The atttitude of the South concerning slavery remained constant from early colonial days to the beginning of the Civil War whereas the attitude of the North underwent various alterations. The majority of Southerners supported the institution of slavery, and continued to support it when the North decided to condemn it. On the other hand, the North was indifferent to slavery when it was first instituted. Through a gradual process, the Northern people were persuaded to believe that it was evil. It was not until nearer the war that the entirety of the North had rallied behind the abolitionist cause.
The South's feelings about slavery were the same from beginning to end. Slavery was a necessary evil in the South. Slaves were the main source of cheap, reliable labor. Many of the Southerners looked down upon slaves, and did not want them to be freed. They justified their choice by claiming that freed slaves would have a worse life in the North or Africa than as a slave in bondage. From the 1820's to the 1860's the government was primarily dominated by Democrats, which were mainly Southerners, making it much easier for slavery to continue on in the United States. .
The North, However went through various alterations in their view of slavery. At first the North was not concerned with the South's actions, later they became increasingly concerned with slavery due to moral convictions, lastly political issues split the two regions, and slavery was an easy target.
Originally Slavery was of no concern to the North. They worried little about their southern neighbors. Early on, the North was focused on itself. Industrialization and foreign policy dominated the North's attentions. Slavery was viewed as inconsequential in a time of development.

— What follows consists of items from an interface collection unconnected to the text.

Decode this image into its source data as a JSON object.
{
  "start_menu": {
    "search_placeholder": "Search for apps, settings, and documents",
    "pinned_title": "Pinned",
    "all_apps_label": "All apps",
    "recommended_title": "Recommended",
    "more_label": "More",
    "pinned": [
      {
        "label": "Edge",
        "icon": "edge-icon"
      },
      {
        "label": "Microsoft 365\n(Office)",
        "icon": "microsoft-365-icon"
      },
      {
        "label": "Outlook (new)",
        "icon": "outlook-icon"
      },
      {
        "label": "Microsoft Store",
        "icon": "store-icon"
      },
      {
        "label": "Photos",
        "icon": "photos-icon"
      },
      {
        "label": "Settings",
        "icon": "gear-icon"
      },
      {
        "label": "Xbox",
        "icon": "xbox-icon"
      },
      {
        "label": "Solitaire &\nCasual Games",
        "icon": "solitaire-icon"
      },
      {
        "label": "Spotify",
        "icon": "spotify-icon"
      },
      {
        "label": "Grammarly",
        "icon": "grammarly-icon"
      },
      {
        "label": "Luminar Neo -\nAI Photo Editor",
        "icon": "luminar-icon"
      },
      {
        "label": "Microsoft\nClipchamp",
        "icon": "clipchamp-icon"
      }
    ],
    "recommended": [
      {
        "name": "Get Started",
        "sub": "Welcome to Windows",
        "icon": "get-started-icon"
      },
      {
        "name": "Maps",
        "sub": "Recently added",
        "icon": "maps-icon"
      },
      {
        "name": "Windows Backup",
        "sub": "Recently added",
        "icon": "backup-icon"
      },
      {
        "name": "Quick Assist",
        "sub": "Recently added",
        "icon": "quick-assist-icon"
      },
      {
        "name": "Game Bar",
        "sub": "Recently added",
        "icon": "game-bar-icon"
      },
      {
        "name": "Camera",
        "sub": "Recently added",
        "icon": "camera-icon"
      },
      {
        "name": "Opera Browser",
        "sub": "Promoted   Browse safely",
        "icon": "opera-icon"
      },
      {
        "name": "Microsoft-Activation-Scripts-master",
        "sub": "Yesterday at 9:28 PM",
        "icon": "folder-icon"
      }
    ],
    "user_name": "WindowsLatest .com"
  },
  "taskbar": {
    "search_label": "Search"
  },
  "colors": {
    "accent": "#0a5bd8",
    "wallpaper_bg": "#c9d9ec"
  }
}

Slavery came under fire when times of enlightenment emerged. Bible-beaters and evangelists demanded change. At this time it was still not the majority of the Northerners intent to abolish slavery, but the abolitionist movement was gaining momentum.